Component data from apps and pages
---*---
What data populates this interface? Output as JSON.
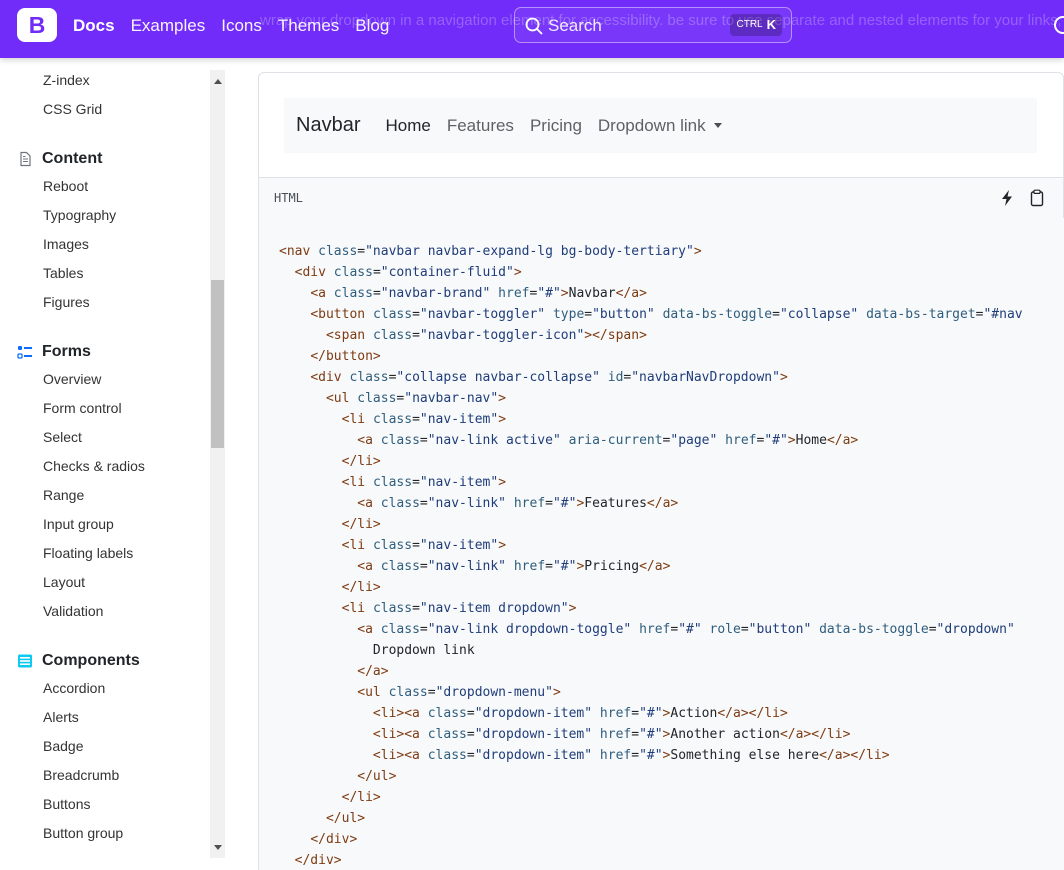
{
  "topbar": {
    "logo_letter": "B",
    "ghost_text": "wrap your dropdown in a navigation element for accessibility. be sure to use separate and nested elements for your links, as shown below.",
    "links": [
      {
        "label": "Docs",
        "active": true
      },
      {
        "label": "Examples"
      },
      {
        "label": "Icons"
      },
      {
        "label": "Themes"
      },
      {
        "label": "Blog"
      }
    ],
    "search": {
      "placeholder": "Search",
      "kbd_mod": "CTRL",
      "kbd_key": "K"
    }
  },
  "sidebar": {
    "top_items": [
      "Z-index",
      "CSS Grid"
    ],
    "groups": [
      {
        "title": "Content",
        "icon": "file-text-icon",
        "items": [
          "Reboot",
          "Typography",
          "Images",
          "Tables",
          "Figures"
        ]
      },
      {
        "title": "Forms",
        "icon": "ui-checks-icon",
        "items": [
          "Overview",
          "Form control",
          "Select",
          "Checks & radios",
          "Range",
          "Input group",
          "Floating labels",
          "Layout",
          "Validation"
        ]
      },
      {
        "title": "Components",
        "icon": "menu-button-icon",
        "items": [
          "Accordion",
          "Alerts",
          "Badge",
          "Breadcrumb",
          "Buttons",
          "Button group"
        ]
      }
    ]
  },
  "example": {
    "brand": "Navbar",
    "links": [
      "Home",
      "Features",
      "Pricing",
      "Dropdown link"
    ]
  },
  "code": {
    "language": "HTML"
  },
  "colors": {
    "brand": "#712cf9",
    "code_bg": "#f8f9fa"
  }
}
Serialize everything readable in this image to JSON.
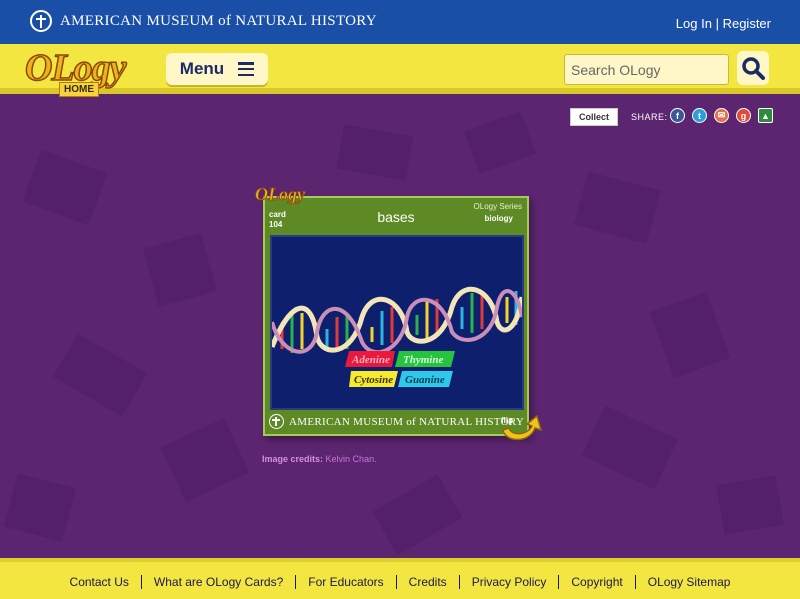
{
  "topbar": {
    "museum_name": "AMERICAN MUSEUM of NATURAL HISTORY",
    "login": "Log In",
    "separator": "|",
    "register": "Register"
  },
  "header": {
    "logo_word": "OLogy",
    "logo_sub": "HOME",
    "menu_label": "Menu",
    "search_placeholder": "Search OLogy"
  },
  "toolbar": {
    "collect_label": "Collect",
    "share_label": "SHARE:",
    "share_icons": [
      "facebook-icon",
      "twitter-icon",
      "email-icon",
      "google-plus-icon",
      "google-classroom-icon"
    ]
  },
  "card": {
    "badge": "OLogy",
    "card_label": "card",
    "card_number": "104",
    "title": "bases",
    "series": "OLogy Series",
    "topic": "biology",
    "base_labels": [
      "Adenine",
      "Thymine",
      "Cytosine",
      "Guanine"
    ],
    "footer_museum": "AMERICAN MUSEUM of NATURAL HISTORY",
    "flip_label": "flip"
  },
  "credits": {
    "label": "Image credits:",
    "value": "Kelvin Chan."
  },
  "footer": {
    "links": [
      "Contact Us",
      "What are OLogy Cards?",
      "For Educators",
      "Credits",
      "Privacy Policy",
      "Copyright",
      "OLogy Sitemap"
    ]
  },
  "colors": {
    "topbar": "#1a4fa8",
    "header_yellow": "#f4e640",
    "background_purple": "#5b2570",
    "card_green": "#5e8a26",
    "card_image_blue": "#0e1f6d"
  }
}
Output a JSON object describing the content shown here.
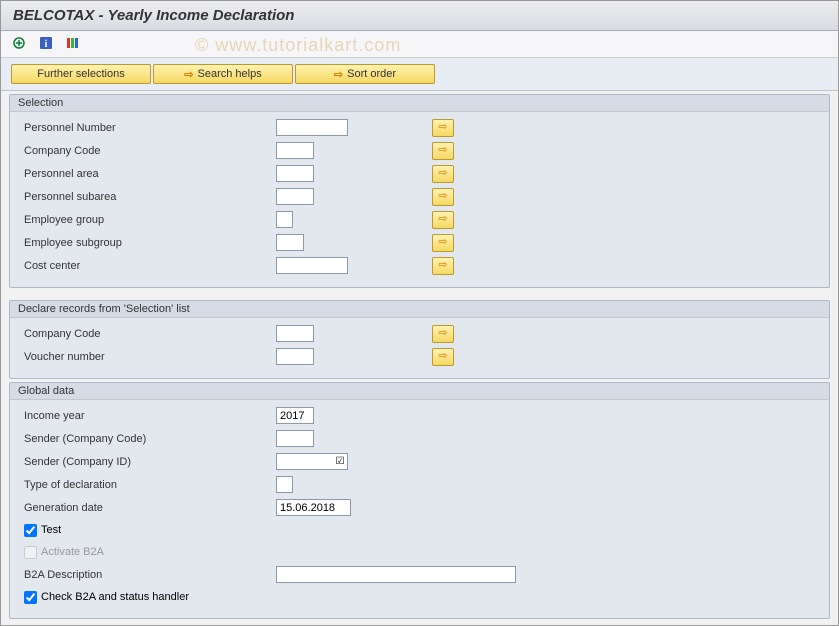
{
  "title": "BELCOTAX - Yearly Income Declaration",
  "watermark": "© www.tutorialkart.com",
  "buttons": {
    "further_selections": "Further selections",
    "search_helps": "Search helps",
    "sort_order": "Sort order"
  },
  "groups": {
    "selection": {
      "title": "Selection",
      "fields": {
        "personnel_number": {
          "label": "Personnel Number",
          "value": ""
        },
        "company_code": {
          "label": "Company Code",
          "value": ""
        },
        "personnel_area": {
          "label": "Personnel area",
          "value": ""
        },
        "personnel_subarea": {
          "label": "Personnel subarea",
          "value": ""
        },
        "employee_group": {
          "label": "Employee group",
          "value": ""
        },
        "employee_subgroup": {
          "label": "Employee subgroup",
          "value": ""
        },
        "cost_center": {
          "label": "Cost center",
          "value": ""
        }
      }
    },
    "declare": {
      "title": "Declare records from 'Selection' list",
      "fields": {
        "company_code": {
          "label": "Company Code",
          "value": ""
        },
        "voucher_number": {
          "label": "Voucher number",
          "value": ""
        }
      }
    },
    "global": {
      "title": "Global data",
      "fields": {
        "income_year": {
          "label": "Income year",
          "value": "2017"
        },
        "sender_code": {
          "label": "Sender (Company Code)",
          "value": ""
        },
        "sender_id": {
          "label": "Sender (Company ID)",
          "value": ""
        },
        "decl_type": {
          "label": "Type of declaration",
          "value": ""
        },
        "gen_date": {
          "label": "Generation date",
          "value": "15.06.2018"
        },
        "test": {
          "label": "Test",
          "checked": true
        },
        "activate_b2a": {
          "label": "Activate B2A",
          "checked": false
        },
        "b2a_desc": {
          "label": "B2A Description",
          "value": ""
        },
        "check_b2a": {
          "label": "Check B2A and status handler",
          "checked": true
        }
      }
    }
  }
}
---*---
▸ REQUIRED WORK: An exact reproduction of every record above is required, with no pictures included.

▸ ANSWER SECTION:
What data populates this interface? Output as JSON.
{
  "topbar": {
    "logo_letter": "B",
    "ghost_text": "wrap your dropdown in a navigation element for accessibility. be sure to use separate and nested elements for your links, as shown below.",
    "links": [
      {
        "label": "Docs",
        "active": true
      },
      {
        "label": "Examples"
      },
      {
        "label": "Icons"
      },
      {
        "label": "Themes"
      },
      {
        "label": "Blog"
      }
    ],
    "search": {
      "placeholder": "Search",
      "kbd_mod": "CTRL",
      "kbd_key": "K"
    }
  },
  "sidebar": {
    "top_items": [
      "Z-index",
      "CSS Grid"
    ],
    "groups": [
      {
        "title": "Content",
        "icon": "file-text-icon",
        "items": [
          "Reboot",
          "Typography",
          "Images",
          "Tables",
          "Figures"
        ]
      },
      {
        "title": "Forms",
        "icon": "ui-checks-icon",
        "items": [
          "Overview",
          "Form control",
          "Select",
          "Checks & radios",
          "Range",
          "Input group",
          "Floating labels",
          "Layout",
          "Validation"
        ]
      },
      {
        "title": "Components",
        "icon": "menu-button-icon",
        "items": [
          "Accordion",
          "Alerts",
          "Badge",
          "Breadcrumb",
          "Buttons",
          "Button group"
        ]
      }
    ]
  },
  "example": {
    "brand": "Navbar",
    "links": [
      "Home",
      "Features",
      "Pricing",
      "Dropdown link"
    ]
  },
  "code": {
    "language": "HTML"
  },
  "colors": {
    "brand": "#712cf9",
    "code_bg": "#f8f9fa"
  }
}
Serialize everything readable in this image to JSON.
{
  "topbar": {
    "museum_name": "AMERICAN MUSEUM of NATURAL HISTORY",
    "login": "Log In",
    "separator": "|",
    "register": "Register"
  },
  "header": {
    "logo_word": "OLogy",
    "logo_sub": "HOME",
    "menu_label": "Menu",
    "search_placeholder": "Search OLogy"
  },
  "toolbar": {
    "collect_label": "Collect",
    "share_label": "SHARE:",
    "share_icons": [
      "facebook-icon",
      "twitter-icon",
      "email-icon",
      "google-plus-icon",
      "google-classroom-icon"
    ]
  },
  "card": {
    "badge": "OLogy",
    "card_label": "card",
    "card_number": "104",
    "title": "bases",
    "series": "OLogy Series",
    "topic": "biology",
    "base_labels": [
      "Adenine",
      "Thymine",
      "Cytosine",
      "Guanine"
    ],
    "footer_museum": "AMERICAN MUSEUM of NATURAL HISTORY",
    "flip_label": "flip"
  },
  "credits": {
    "label": "Image credits:",
    "value": "Kelvin Chan."
  },
  "footer": {
    "links": [
      "Contact Us",
      "What are OLogy Cards?",
      "For Educators",
      "Credits",
      "Privacy Policy",
      "Copyright",
      "OLogy Sitemap"
    ]
  },
  "colors": {
    "topbar": "#1a4fa8",
    "header_yellow": "#f4e640",
    "background_purple": "#5b2570",
    "card_green": "#5e8a26",
    "card_image_blue": "#0e1f6d"
  }
}
Output a JSON object describing the content shown here.
{
  "title": "BELCOTAX - Yearly Income Declaration",
  "watermark": "© www.tutorialkart.com",
  "buttons": {
    "further_selections": "Further selections",
    "search_helps": "Search helps",
    "sort_order": "Sort order"
  },
  "groups": {
    "selection": {
      "title": "Selection",
      "fields": {
        "personnel_number": {
          "label": "Personnel Number",
          "value": ""
        },
        "company_code": {
          "label": "Company Code",
          "value": ""
        },
        "personnel_area": {
          "label": "Personnel area",
          "value": ""
        },
        "personnel_subarea": {
          "label": "Personnel subarea",
          "value": ""
        },
        "employee_group": {
          "label": "Employee group",
          "value": ""
        },
        "employee_subgroup": {
          "label": "Employee subgroup",
          "value": ""
        },
        "cost_center": {
          "label": "Cost center",
          "value": ""
        }
      }
    },
    "declare": {
      "title": "Declare records from 'Selection' list",
      "fields": {
        "company_code": {
          "label": "Company Code",
          "value": ""
        },
        "voucher_number": {
          "label": "Voucher number",
          "value": ""
        }
      }
    },
    "global": {
      "title": "Global data",
      "fields": {
        "income_year": {
          "label": "Income year",
          "value": "2017"
        },
        "sender_code": {
          "label": "Sender (Company Code)",
          "value": ""
        },
        "sender_id": {
          "label": "Sender (Company ID)",
          "value": ""
        },
        "decl_type": {
          "label": "Type of declaration",
          "value": ""
        },
        "gen_date": {
          "label": "Generation date",
          "value": "15.06.2018"
        },
        "test": {
          "label": "Test",
          "checked": true
        },
        "activate_b2a": {
          "label": "Activate B2A",
          "checked": false
        },
        "b2a_desc": {
          "label": "B2A Description",
          "value": ""
        },
        "check_b2a": {
          "label": "Check B2A and status handler",
          "checked": true
        }
      }
    }
  }
}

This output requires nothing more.